[Data about app and page elements]
==============================

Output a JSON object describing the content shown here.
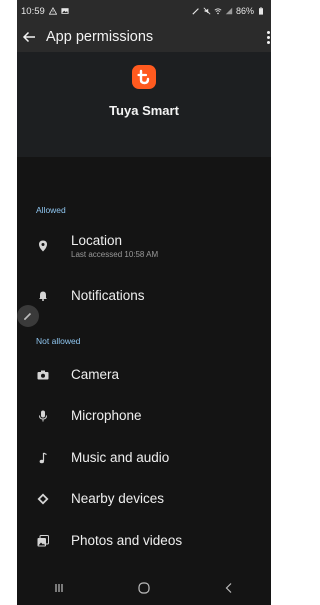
{
  "status": {
    "time": "10:59",
    "battery": "86%"
  },
  "appbar": {
    "title": "App permissions"
  },
  "app": {
    "name": "Tuya Smart",
    "logo_color": "#ff5a1f"
  },
  "sections": {
    "allowed": {
      "label": "Allowed",
      "items": [
        {
          "label": "Location",
          "sub": "Last accessed 10:58 AM",
          "icon": "location-pin-icon"
        },
        {
          "label": "Notifications",
          "icon": "bell-icon"
        }
      ]
    },
    "not_allowed": {
      "label": "Not allowed",
      "items": [
        {
          "label": "Camera",
          "icon": "camera-icon"
        },
        {
          "label": "Microphone",
          "icon": "microphone-icon"
        },
        {
          "label": "Music and audio",
          "icon": "music-note-icon"
        },
        {
          "label": "Nearby devices",
          "icon": "nearby-devices-icon"
        },
        {
          "label": "Photos and videos",
          "icon": "photos-icon"
        }
      ]
    }
  },
  "colors": {
    "accent_label": "#8fc6f0",
    "background": "#141414",
    "header": "#1d1f21"
  }
}
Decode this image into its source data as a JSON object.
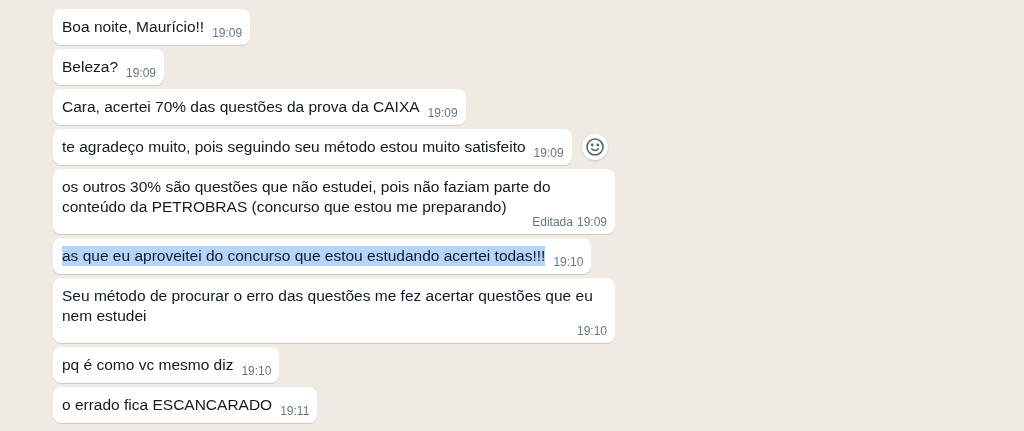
{
  "messages": [
    {
      "text": "Boa noite, Maurício!!",
      "time": "19:09",
      "highlighted": false,
      "reaction_button": false
    },
    {
      "text": "Beleza?",
      "time": "19:09",
      "highlighted": false,
      "reaction_button": false
    },
    {
      "text": "Cara, acertei 70% das questões da prova da CAIXA",
      "time": "19:09",
      "highlighted": false,
      "reaction_button": false
    },
    {
      "text": "te agradeço muito, pois seguindo seu método estou muito satisfeito",
      "time": "19:09",
      "highlighted": false,
      "reaction_button": true
    },
    {
      "text": "os outros 30% são questões que não estudei, pois não faziam parte do conteúdo da PETROBRAS (concurso que estou me preparando)",
      "time": "19:09",
      "edited_label": "Editada",
      "highlighted": false,
      "reaction_button": false
    },
    {
      "text": "as que eu aproveitei do concurso que estou estudando acertei todas!!!",
      "time": "19:10",
      "highlighted": true,
      "reaction_button": false
    },
    {
      "text": "Seu método de procurar o erro das questões me fez acertar questões que eu nem estudei",
      "time": "19:10",
      "highlighted": false,
      "reaction_button": false
    },
    {
      "text": "pq é como vc mesmo diz",
      "time": "19:10",
      "highlighted": false,
      "reaction_button": false
    },
    {
      "text": "o errado fica ESCANCARADO",
      "time": "19:11",
      "highlighted": false,
      "reaction_button": false
    }
  ]
}
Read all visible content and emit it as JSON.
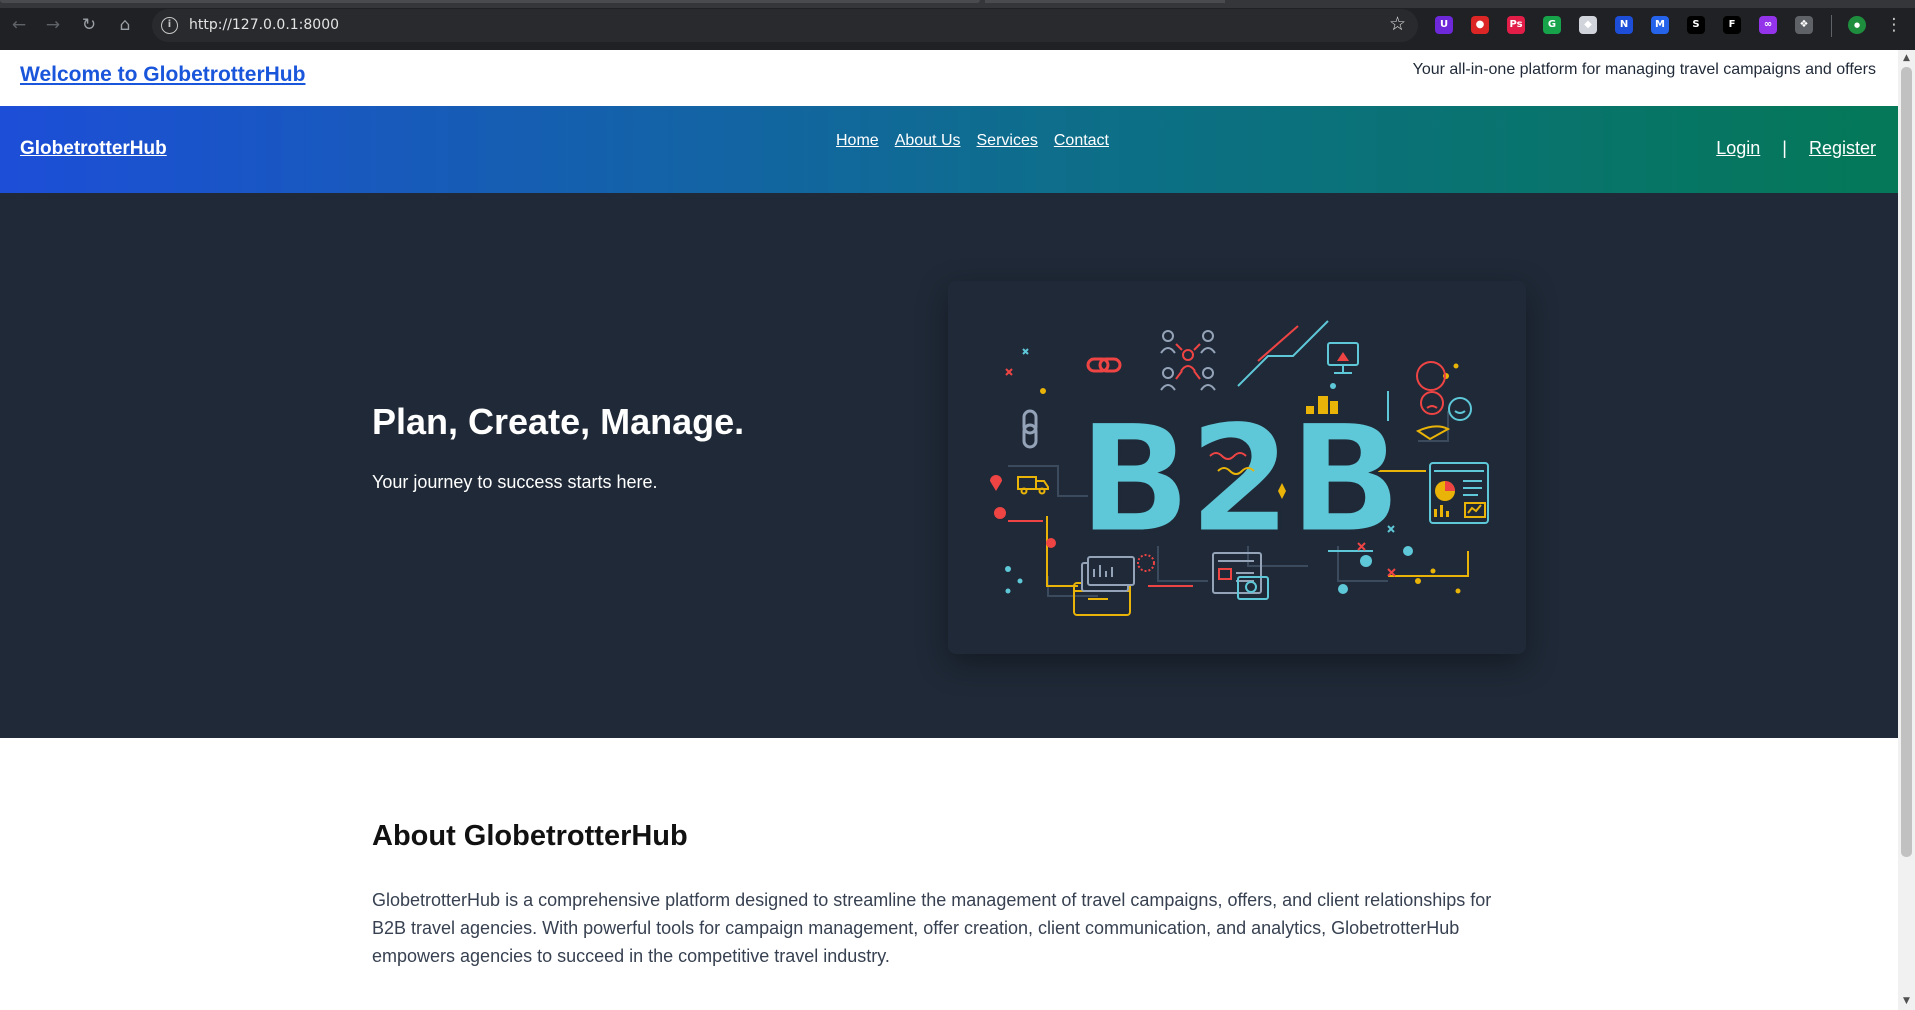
{
  "browser": {
    "url": "http://127.0.0.1:8000",
    "back_icon": "←",
    "forward_icon": "→",
    "reload_icon": "↻",
    "home_icon": "⌂",
    "info_icon": "i",
    "star_icon": "☆",
    "menu_icon": "⋮",
    "extensions": [
      {
        "name": "ext-1",
        "glyph": "U",
        "color": "#6d28d9"
      },
      {
        "name": "ext-2",
        "glyph": "●",
        "color": "#dc2626"
      },
      {
        "name": "ext-3",
        "glyph": "Ps",
        "color": "#e11d48"
      },
      {
        "name": "ext-4",
        "glyph": "G",
        "color": "#16a34a"
      },
      {
        "name": "ext-5",
        "glyph": "◆",
        "color": "#d1d5db"
      },
      {
        "name": "ext-6",
        "glyph": "N",
        "color": "#1d4ed8"
      },
      {
        "name": "ext-7",
        "glyph": "M",
        "color": "#2563eb"
      },
      {
        "name": "ext-8",
        "glyph": "S",
        "color": "#000000"
      },
      {
        "name": "ext-9",
        "glyph": "F",
        "color": "#000000"
      },
      {
        "name": "ext-10",
        "glyph": "∞",
        "color": "#9333ea"
      },
      {
        "name": "ext-11",
        "glyph": "❖",
        "color": "#5f6368"
      }
    ]
  },
  "topbar": {
    "welcome": "Welcome to GlobetrotterHub",
    "tagline": "Your all-in-one platform for managing travel campaigns and offers"
  },
  "navbar": {
    "brand": "GlobetrotterHub",
    "links": [
      "Home",
      "About Us",
      "Services",
      "Contact"
    ],
    "login": "Login",
    "separator": "|",
    "register": "Register",
    "gradient": [
      "#1d4ed8",
      "#0e6e8c",
      "#047857"
    ]
  },
  "hero": {
    "title": "Plan, Create, Manage.",
    "subtitle": "Your journey to success starts here.",
    "image_text": "B2B",
    "background": "#1f2937"
  },
  "about": {
    "title": "About GlobetrotterHub",
    "text": "GlobetrotterHub is a comprehensive platform designed to streamline the management of travel campaigns, offers, and client relationships for B2B travel agencies. With powerful tools for campaign management, offer creation, client communication, and analytics, GlobetrotterHub empowers agencies to succeed in the competitive travel industry."
  }
}
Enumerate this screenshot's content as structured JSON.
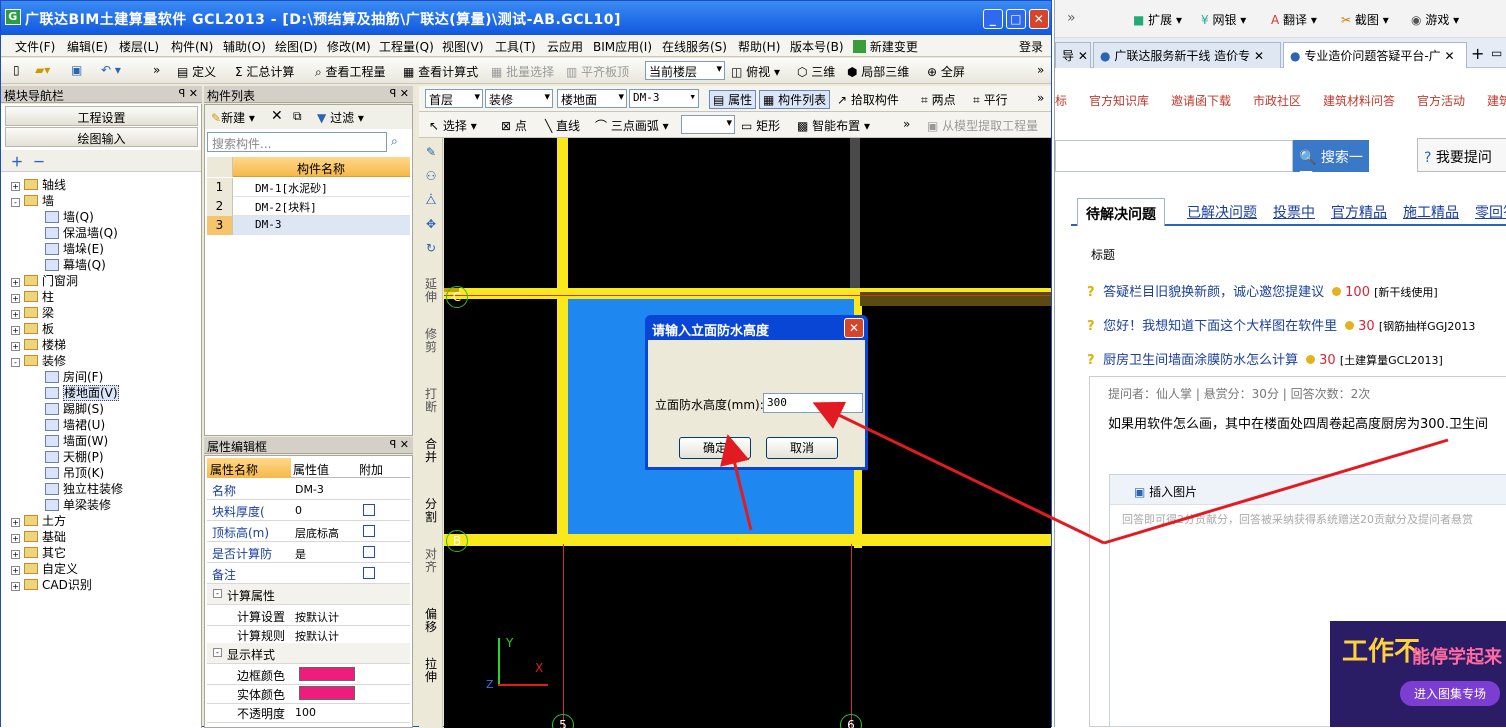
{
  "browser": {
    "top_strip": [
      "»",
      "扩展",
      "网银",
      "翻译",
      "截图",
      "游戏"
    ],
    "tabs": [
      "导",
      "广联达服务新干线 造价专",
      "专业造价问题答疑平台-广"
    ],
    "nav_links": [
      "标",
      "官方知识库",
      "邀请函下载",
      "市政社区",
      "建筑材料问答",
      "官方活动",
      "建筑"
    ],
    "search_button": "搜索一下",
    "ask_button": "我要提问",
    "question_tabs": [
      "待解决问题",
      "已解决问题",
      "投票中",
      "官方精品",
      "施工精品",
      "零回答"
    ],
    "list_header": "标题",
    "questions": [
      {
        "title": "答疑栏目旧貌换新颜，诚心邀您提建议",
        "points": "100",
        "tag": "[新干线使用]"
      },
      {
        "title": "您好！我想知道下面这个大样图在软件里",
        "points": "30",
        "tag": "[钢筋抽样GGJ2013"
      },
      {
        "title": "厨房卫生间墙面涂膜防水怎么计算",
        "points": "30",
        "tag": "[土建算量GCL2013]"
      }
    ],
    "asker_info": "提问者：仙人掌  |  悬赏分：30分  |  回答次数：2次",
    "question_body": "如果用软件怎么画，其中在楼面处四周卷起高度厨房为300.卫生间",
    "insert_image": "插入图片",
    "answer_placeholder": "回答即可得2分贡献分，回答被采纳获得系统赠送20贡献分及提问者悬赏",
    "ad_text_1": "工作不",
    "ad_text_2": "能停学起来",
    "ad_button": "进入图集专场"
  },
  "app": {
    "title": "广联达BIM土建算量软件 GCL2013 - [D:\\预结算及抽筋\\广联达(算量)\\测试-AB.GCL10]",
    "menu": [
      "文件(F)",
      "编辑(E)",
      "楼层(L)",
      "构件(N)",
      "辅助(O)",
      "绘图(D)",
      "修改(M)",
      "工程量(Q)",
      "视图(V)",
      "工具(T)",
      "云应用",
      "BIM应用(I)",
      "在线服务(S)",
      "帮助(H)",
      "版本号(B)",
      "新建变更",
      "登录"
    ],
    "toolbar1": [
      "定义",
      "Σ 汇总计算",
      "查看工程量",
      "查看计算式",
      "批量选择",
      "平齐板顶",
      "当前楼层",
      "俯视",
      "三维",
      "局部三维",
      "全屏"
    ],
    "floor_select": "首层",
    "category_select": "装修",
    "type_select": "楼地面",
    "component_select": "DM-3",
    "toolbar2_buttons": [
      "属性",
      "构件列表",
      "拾取构件",
      "两点",
      "平行"
    ],
    "draw_toolbar": [
      "选择",
      "点",
      "直线",
      "三点画弧",
      "矩形",
      "智能布置",
      "从模型提取工程量"
    ],
    "vertical_tools": [
      "延伸",
      "修剪",
      "打断",
      "合并",
      "分割",
      "对齐",
      "偏移",
      "拉伸"
    ],
    "axis_labels": [
      "C",
      "B",
      "5",
      "6"
    ]
  },
  "nav_panel": {
    "title": "模块导航栏",
    "buttons": [
      "工程设置",
      "绘图输入"
    ],
    "tree": [
      {
        "label": "轴线",
        "level": 0,
        "type": "folder",
        "exp": "+"
      },
      {
        "label": "墙",
        "level": 0,
        "type": "folder",
        "exp": "-"
      },
      {
        "label": "墙(Q)",
        "level": 1,
        "type": "item"
      },
      {
        "label": "保温墙(Q)",
        "level": 1,
        "type": "item"
      },
      {
        "label": "墙垛(E)",
        "level": 1,
        "type": "item"
      },
      {
        "label": "幕墙(Q)",
        "level": 1,
        "type": "item"
      },
      {
        "label": "门窗洞",
        "level": 0,
        "type": "folder",
        "exp": "+"
      },
      {
        "label": "柱",
        "level": 0,
        "type": "folder",
        "exp": "+"
      },
      {
        "label": "梁",
        "level": 0,
        "type": "folder",
        "exp": "+"
      },
      {
        "label": "板",
        "level": 0,
        "type": "folder",
        "exp": "+"
      },
      {
        "label": "楼梯",
        "level": 0,
        "type": "folder",
        "exp": "+"
      },
      {
        "label": "装修",
        "level": 0,
        "type": "folder",
        "exp": "-"
      },
      {
        "label": "房间(F)",
        "level": 1,
        "type": "item"
      },
      {
        "label": "楼地面(V)",
        "level": 1,
        "type": "item",
        "selected": true
      },
      {
        "label": "踢脚(S)",
        "level": 1,
        "type": "item"
      },
      {
        "label": "墙裙(U)",
        "level": 1,
        "type": "item"
      },
      {
        "label": "墙面(W)",
        "level": 1,
        "type": "item"
      },
      {
        "label": "天棚(P)",
        "level": 1,
        "type": "item"
      },
      {
        "label": "吊顶(K)",
        "level": 1,
        "type": "item"
      },
      {
        "label": "独立柱装修",
        "level": 1,
        "type": "item"
      },
      {
        "label": "单梁装修",
        "level": 1,
        "type": "item"
      },
      {
        "label": "土方",
        "level": 0,
        "type": "folder",
        "exp": "+"
      },
      {
        "label": "基础",
        "level": 0,
        "type": "folder",
        "exp": "+"
      },
      {
        "label": "其它",
        "level": 0,
        "type": "folder",
        "exp": "+"
      },
      {
        "label": "自定义",
        "level": 0,
        "type": "folder",
        "exp": "+"
      },
      {
        "label": "CAD识别",
        "level": 0,
        "type": "folder",
        "exp": "+"
      }
    ]
  },
  "component_list": {
    "title": "构件列表",
    "new_label": "新建",
    "filter_label": "过滤",
    "search_placeholder": "搜索构件...",
    "column_header": "构件名称",
    "rows": [
      {
        "num": "1",
        "name": "DM-1[水泥砂]"
      },
      {
        "num": "2",
        "name": "DM-2[块料]"
      },
      {
        "num": "3",
        "name": "DM-3"
      }
    ]
  },
  "properties": {
    "title": "属性编辑框",
    "headers": [
      "属性名称",
      "属性值",
      "附加"
    ],
    "rows": [
      {
        "name": "名称",
        "value": "DM-3",
        "check": false
      },
      {
        "name": "块料厚度(",
        "value": "0",
        "check": true
      },
      {
        "name": "顶标高(m)",
        "value": "层底标高",
        "check": true
      },
      {
        "name": "是否计算防",
        "value": "是",
        "check": true
      },
      {
        "name": "备注",
        "value": "",
        "check": true
      }
    ],
    "groups": [
      {
        "name": "计算属性",
        "rows": [
          {
            "name": "计算设置",
            "value": "按默认计"
          },
          {
            "name": "计算规则",
            "value": "按默认计"
          }
        ]
      },
      {
        "name": "显示样式",
        "rows": [
          {
            "name": "边框颜色",
            "color": "#ef1c7d"
          },
          {
            "name": "实体颜色",
            "color": "#ef1c7d"
          },
          {
            "name": "不透明度",
            "value": "100"
          }
        ]
      }
    ]
  },
  "dialog": {
    "title": "请输入立面防水高度",
    "label": "立面防水高度(mm):",
    "value": "300",
    "ok": "确定",
    "cancel": "取消"
  },
  "colors": {
    "accent": "#0a46d6",
    "floor_fill": "#1e88f0",
    "wall": "#f8e81c",
    "arrow": "#e21b22"
  }
}
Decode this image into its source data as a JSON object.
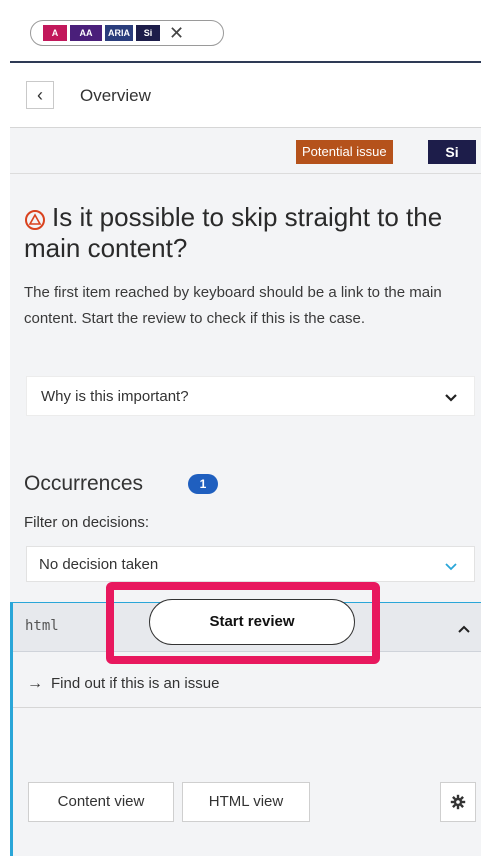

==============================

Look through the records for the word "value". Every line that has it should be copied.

■ EXERCISE ANSWER ■
        "value": "DM-3",
        "value": "0",
        "value": "层底标高",
        "value": "是",
        "value": "",
            "value": "按默认计"
            "value": "按默认计"
            "value": "100"
    "value": "300",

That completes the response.